Photos: Top - Thomas and Preston hiking back to camp after harvesting a deer. Middle - me with a deer we harvested. Bottom - inside the teepee during the storm. Patrick

Saturday, September 06, 2008

Hunting Trip to Kodiak's South End

Preston, Thomas and I got back from our hunting trip to Kodiak's South End yesterday evening - just in time to avoid getting socked in by today's easterly gale. Rather than boring you with dead animal pictures - I though I'd show you some live animals. Here are some the deer we saw - I am happy to say that all the deer in these photos are still alive and well.

The wildlife viewing was outstanding. In the nearby salmon creeks we would watch the bears catching fish - as many as 6 at once all chasing fish around. In one drainage from above we saw 12 bears in various parts of the drainage.

In the second photo the deer pictured were on a mountain top ridge. When I first spotted them 2 of the bucks were skylined and sparring. I could hear their antlers clicking and they drifted in an out of view as the fog and mist drifted past. Better footage than you will ever see on Animal Planet - seemed like an insurance ad or something. Later, for a short while, four bucks sparred all at once. I wish I had got that on film!

Other wildlife of note - goats of course. There were lots of those (more on goats later). But the waterfowl was pretty outstanding too. Every dawn like clockwork the seagulls would fly over on there way to the salmon creeks at the head of the bay to scavenge dead salmon (top photo). We also had a surprising amount of Canadian geese flying overhead. They are not supposed to be native to Kodiak. Patrick

Tuesday, September 02, 2008

Thoughts of the Day


Still so much talk about Palin.

I appreciated Barack Obama's response to Bristol's pregnancy. He said to keep family out of politics--he did not criticize or question the Palin family---in fact he noted that he was born to an 18 year old mother. Makes me like the Obama campaign that much more.

I must say, I really enjoy the thoughts and ideas surrounding the political race-as it brings out so many different viewpoints which I never could've imagined. Today on the hour long Alaskan call in show, there were many people full of insight and it is fun to sit back and listen to the narrative. No clear right or wrong answers, but lots of varying perspectives.

(....That said, it does freak me out to think that America could become pro-life and creationism could be taught in the schools....which is why Obama will be getting my vote in November, barring any unforseen circumstances)

ON NORA'S SPEECH (& Nora phrase of the month...for you, Peter!) :)

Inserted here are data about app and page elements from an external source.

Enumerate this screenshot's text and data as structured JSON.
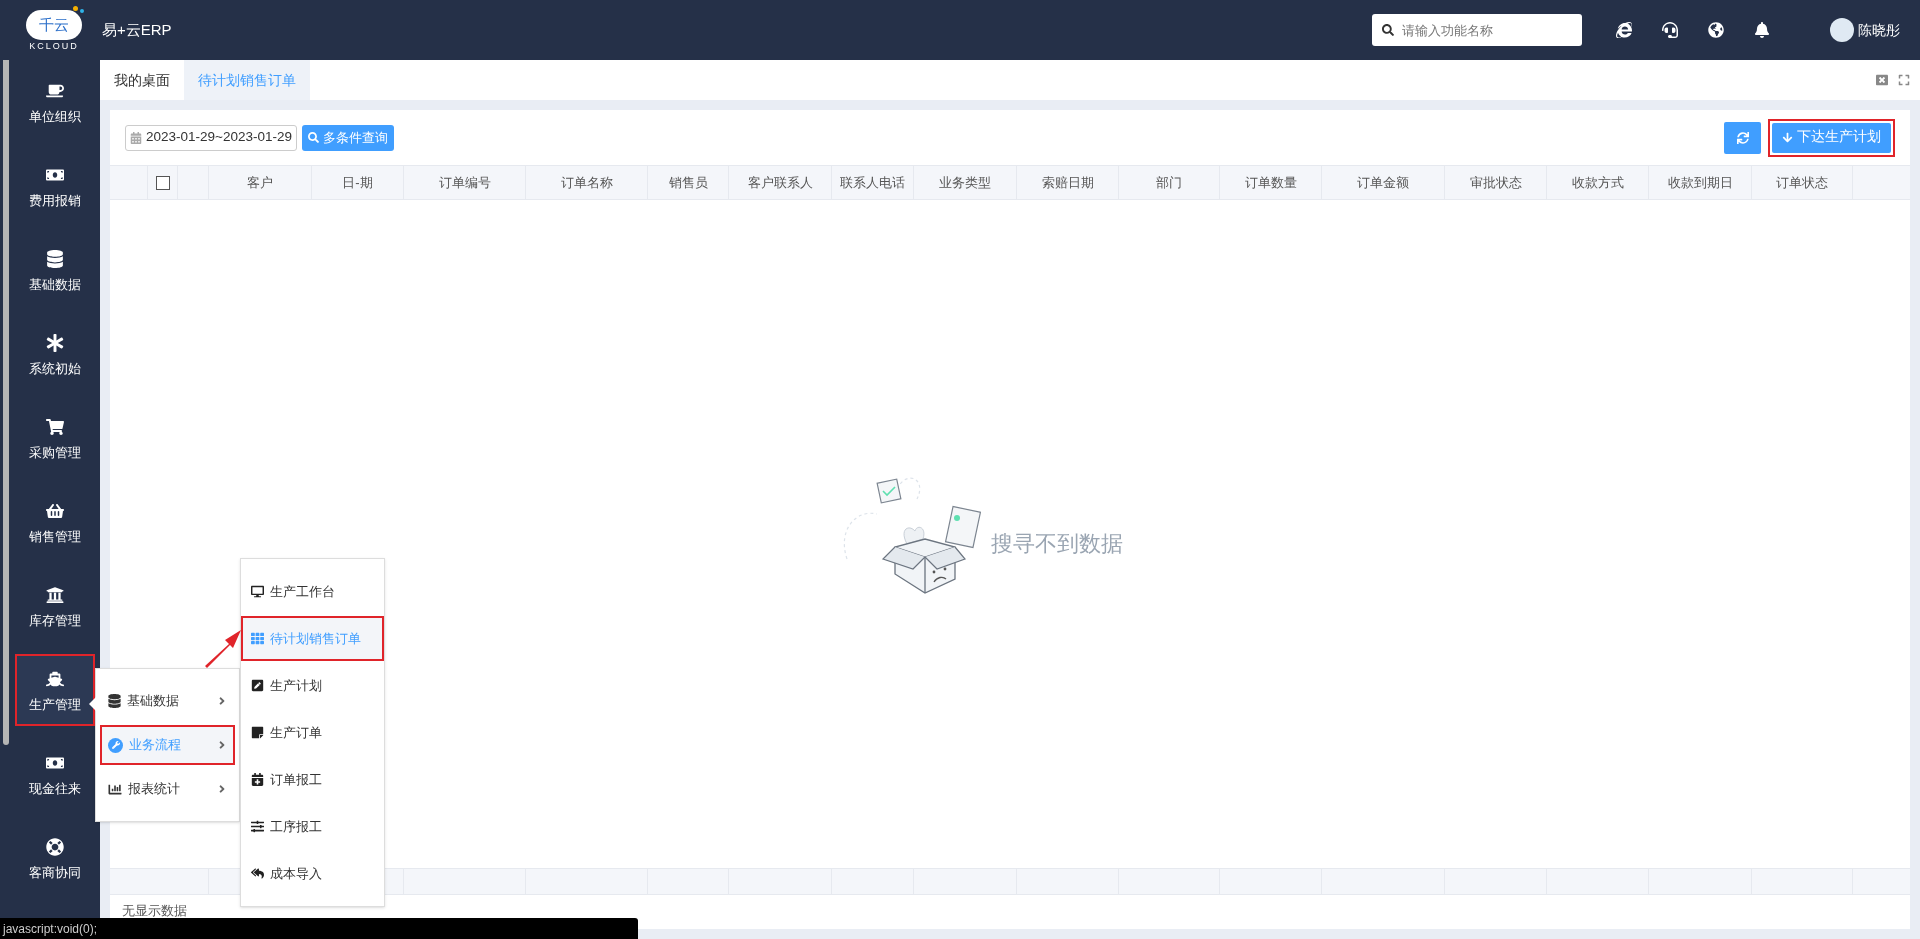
{
  "header": {
    "logo_text": "千云",
    "logo_subtext": "KCLOUD",
    "title": "易+云ERP",
    "search": {
      "placeholder": "请输入功能名称"
    },
    "user": {
      "name": "陈晓彤"
    }
  },
  "sidebar": {
    "items": [
      {
        "label": "单位组织",
        "selected": false,
        "annotated": false
      },
      {
        "label": "费用报销",
        "selected": false,
        "annotated": false
      },
      {
        "label": "基础数据",
        "selected": false,
        "annotated": false
      },
      {
        "label": "系统初始",
        "selected": false,
        "annotated": false
      },
      {
        "label": "采购管理",
        "selected": false,
        "annotated": false
      },
      {
        "label": "销售管理",
        "selected": false,
        "annotated": false
      },
      {
        "label": "库存管理",
        "selected": false,
        "annotated": false
      },
      {
        "label": "生产管理",
        "selected": true,
        "annotated": true
      },
      {
        "label": "现金往来",
        "selected": false,
        "annotated": false
      },
      {
        "label": "客商协同",
        "selected": false,
        "annotated": false
      }
    ]
  },
  "tabs": [
    {
      "label": "我的桌面",
      "selected": false
    },
    {
      "label": "待计划销售订单",
      "selected": true
    }
  ],
  "toolbar": {
    "date_range": "2023-01-29~2023-01-29",
    "query_button": "多条件查询",
    "submit_button": {
      "label": "下达生产计划",
      "annotated": true
    }
  },
  "table": {
    "select_all": {
      "checked": false
    },
    "columns": [
      "客户",
      "日-期",
      "订单编号",
      "订单名称",
      "销售员",
      "客户联系人",
      "联系人电话",
      "业务类型",
      "索赔日期",
      "部门",
      "订单数量",
      "订单金额",
      "审批状态",
      "收款方式",
      "收款到期日",
      "订单状态"
    ],
    "empty_message": "搜寻不到数据",
    "footer_text": "无显示数据"
  },
  "menu": {
    "items": [
      {
        "label": "基础数据",
        "selected": false,
        "annotated": false
      },
      {
        "label": "业务流程",
        "selected": true,
        "annotated": true
      },
      {
        "label": "报表统计",
        "selected": false,
        "annotated": false
      }
    ]
  },
  "submenu": {
    "items": [
      {
        "label": "生产工作台",
        "selected": false,
        "annotated": false
      },
      {
        "label": "待计划销售订单",
        "selected": true,
        "annotated": true
      },
      {
        "label": "生产计划",
        "selected": false,
        "annotated": false
      },
      {
        "label": "生产订单",
        "selected": false,
        "annotated": false
      },
      {
        "label": "订单报工",
        "selected": false,
        "annotated": false
      },
      {
        "label": "工序报工",
        "selected": false,
        "annotated": false
      },
      {
        "label": "成本导入",
        "selected": false,
        "annotated": false
      }
    ]
  },
  "status_bar": "javascript:void(0);"
}
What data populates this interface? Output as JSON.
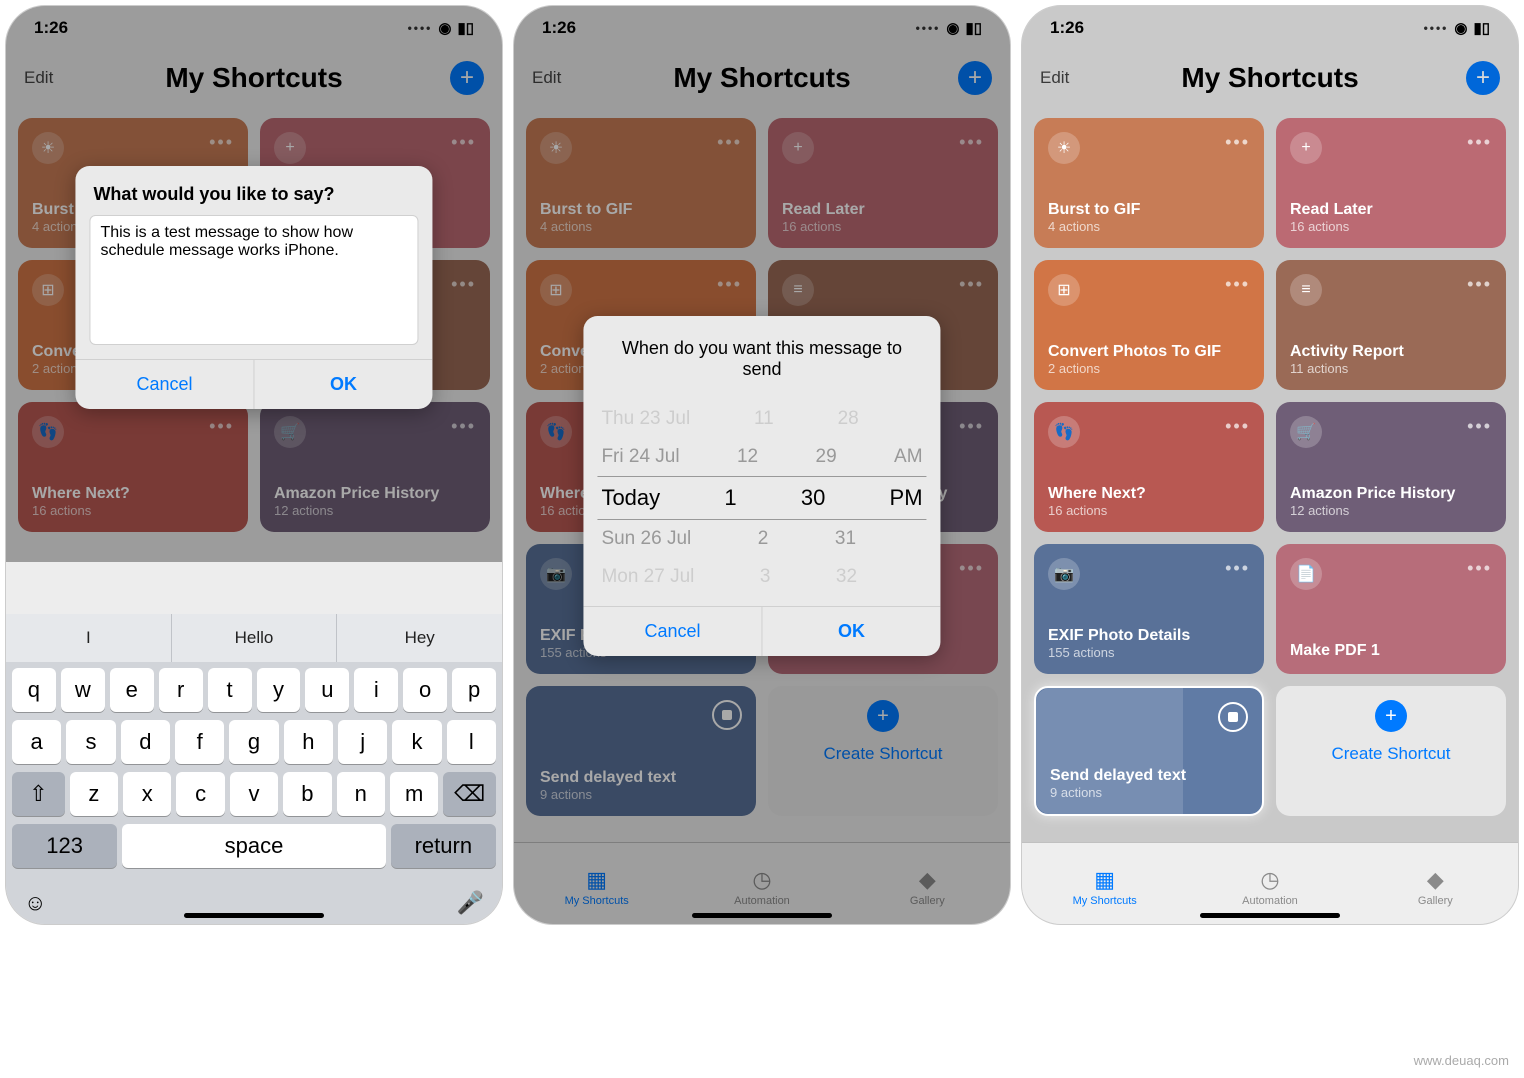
{
  "status": {
    "time": "1:26"
  },
  "nav": {
    "edit": "Edit",
    "title": "My Shortcuts"
  },
  "shortcuts": {
    "burst": {
      "title": "Burst to GIF",
      "sub": "4 actions"
    },
    "read": {
      "title": "Read Later",
      "sub": "16 actions"
    },
    "convert": {
      "title": "Convert Photos To GIF",
      "sub": "2 actions"
    },
    "activity": {
      "title": "Activity Report",
      "sub": "11 actions"
    },
    "where": {
      "title": "Where Next?",
      "sub": "16 actions"
    },
    "amazon": {
      "title": "Amazon Price History",
      "sub": "12 actions"
    },
    "exif": {
      "title": "EXIF Photo Details",
      "sub": "155 actions"
    },
    "makepdf": {
      "title": "Make PDF 1",
      "sub": ""
    },
    "delayed": {
      "title": "Send delayed text",
      "sub": "9 actions"
    },
    "create": {
      "label": "Create Shortcut"
    }
  },
  "alert1": {
    "title": "What would you like to say?",
    "text": "This is a test message to show how schedule message works iPhone.",
    "cancel": "Cancel",
    "ok": "OK"
  },
  "alert2": {
    "title": "When do you want this message to send",
    "picker": {
      "r0": {
        "d": "Thu 23 Jul",
        "h": "11",
        "m": "28",
        "p": ""
      },
      "r1": {
        "d": "Fri 24 Jul",
        "h": "12",
        "m": "29",
        "p": "AM"
      },
      "r2": {
        "d": "Today",
        "h": "1",
        "m": "30",
        "p": "PM"
      },
      "r3": {
        "d": "Sun 26 Jul",
        "h": "2",
        "m": "31",
        "p": ""
      },
      "r4": {
        "d": "Mon 27 Jul",
        "h": "3",
        "m": "32",
        "p": ""
      }
    },
    "cancel": "Cancel",
    "ok": "OK"
  },
  "kb": {
    "sug1": "I",
    "sug2": "Hello",
    "sug3": "Hey",
    "row1": [
      "q",
      "w",
      "e",
      "r",
      "t",
      "y",
      "u",
      "i",
      "o",
      "p"
    ],
    "row2": [
      "a",
      "s",
      "d",
      "f",
      "g",
      "h",
      "j",
      "k",
      "l"
    ],
    "row3": [
      "z",
      "x",
      "c",
      "v",
      "b",
      "n",
      "m"
    ],
    "num": "123",
    "space": "space",
    "ret": "return"
  },
  "tabs": {
    "shortcuts": "My Shortcuts",
    "automation": "Automation",
    "gallery": "Gallery"
  },
  "watermark": "www.deuaq.com"
}
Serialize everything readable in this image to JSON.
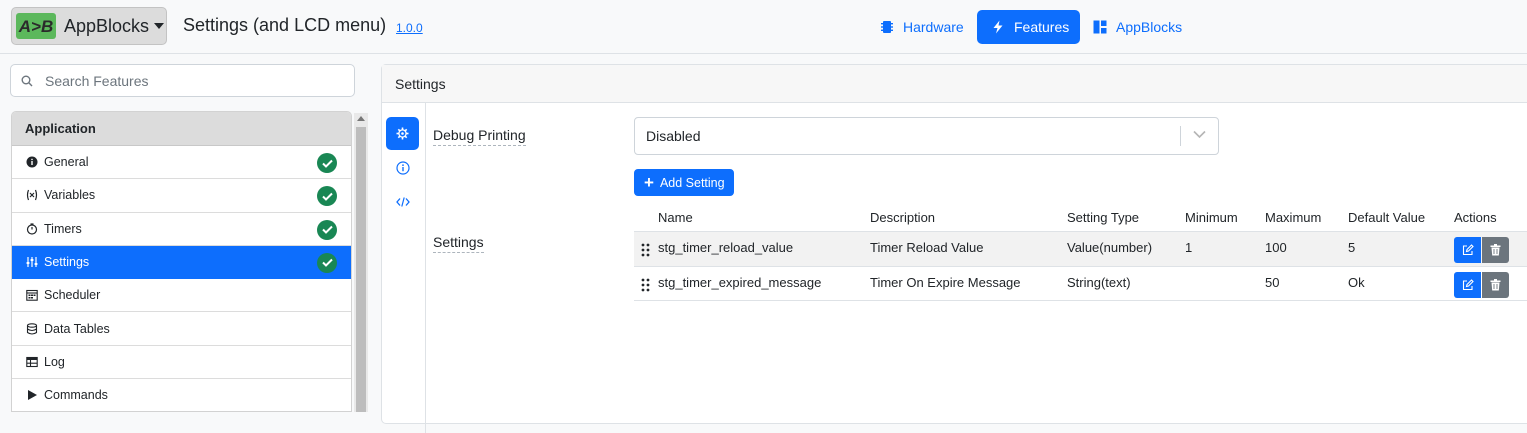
{
  "header": {
    "brand_label": "AppBlocks",
    "logo_text": "A>B",
    "title": "Settings (and LCD menu)",
    "version": "1.0.0",
    "tabs": [
      {
        "label": "Hardware",
        "icon": "chip-icon",
        "active": false
      },
      {
        "label": "Features",
        "icon": "bolt-icon",
        "active": true
      },
      {
        "label": "AppBlocks",
        "icon": "blocks-icon",
        "active": false
      }
    ]
  },
  "sidebar": {
    "search_placeholder": "Search Features",
    "section_title": "Application",
    "items": [
      {
        "label": "General",
        "icon": "info-circle-icon",
        "checked": true,
        "active": false
      },
      {
        "label": "Variables",
        "icon": "variable-icon",
        "checked": true,
        "active": false
      },
      {
        "label": "Timers",
        "icon": "stopwatch-icon",
        "checked": true,
        "active": false
      },
      {
        "label": "Settings",
        "icon": "sliders-icon",
        "checked": true,
        "active": true
      },
      {
        "label": "Scheduler",
        "icon": "calendar-icon",
        "checked": false,
        "active": false
      },
      {
        "label": "Data Tables",
        "icon": "database-icon",
        "checked": false,
        "active": false
      },
      {
        "label": "Log",
        "icon": "table-icon",
        "checked": false,
        "active": false
      },
      {
        "label": "Commands",
        "icon": "play-icon",
        "checked": false,
        "active": false
      }
    ]
  },
  "panel": {
    "title": "Settings",
    "debug_label": "Debug Printing",
    "debug_value": "Disabled",
    "add_button_label": "Add Setting",
    "settings_label": "Settings",
    "columns": [
      "Name",
      "Description",
      "Setting Type",
      "Minimum",
      "Maximum",
      "Default Value",
      "Actions"
    ],
    "rows": [
      {
        "name": "stg_timer_reload_value",
        "description": "Timer Reload Value",
        "type": "Value(number)",
        "min": "1",
        "max": "100",
        "default": "5"
      },
      {
        "name": "stg_timer_expired_message",
        "description": "Timer On Expire Message",
        "type": "String(text)",
        "min": "",
        "max": "50",
        "default": "Ok"
      }
    ]
  },
  "colors": {
    "primary": "#0d6efd",
    "success": "#198754",
    "secondary": "#6c757d",
    "logo_green": "#5cb85c"
  }
}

As my friends and family know, Nora's speech delay has been a source of discussion and effort in our family for over a year. This summer she has really started to pick up steam with her vocabulary. Friends who haven't seen her in a few weeks remark, "wow-she is really speaking up a storm." The focus of her speech therapy now is annunciation, as she is able to say 3-4 word sentences. Now we just work on the sound quality of her words. She makes me so proud when she says phrases like, "thank you mommy" or "I want more milk please" Tonight when Casey was over, I saw her do the cutest imitation of Casey's words-Casey and I got a laugh out of it. Nora would repeat whatever Casey said or did. I also sense that her frusturation with the world is lessening somewhat, as we are finally able to understand what she needs. Her sense of humor is coming out more.

For example, the other day in the kitchen I was preparing breakfast and Stuey kept coming over and crying as he held on to my leg. There was nothing more I could do for him until breakfast was made-as I knew he was hungry. I said under my breath, "Stuey, give mommy a minute here...i"m doing the best I can do. I'm making you and Nora pancakes. When I get some on the griddle, I can pick you up."
Stuey persisted and kept crying and pulling at my leg.

Nora looked at me with a twinkle in her eye. She was sitting there watching the whole thing. She said with a smile, "Off, doggie!"
Too funny! She knows that what I say if the dogs are bothering me in the kitchen! Patrick and I got a kick out of that.

I would say her phrase of the month is "thank you mommy." If I say, "Nora, lets find your boots and jacket so we can go out the door" she responds with "Oh Thank you, mommy". So cute. I love thank you phrases.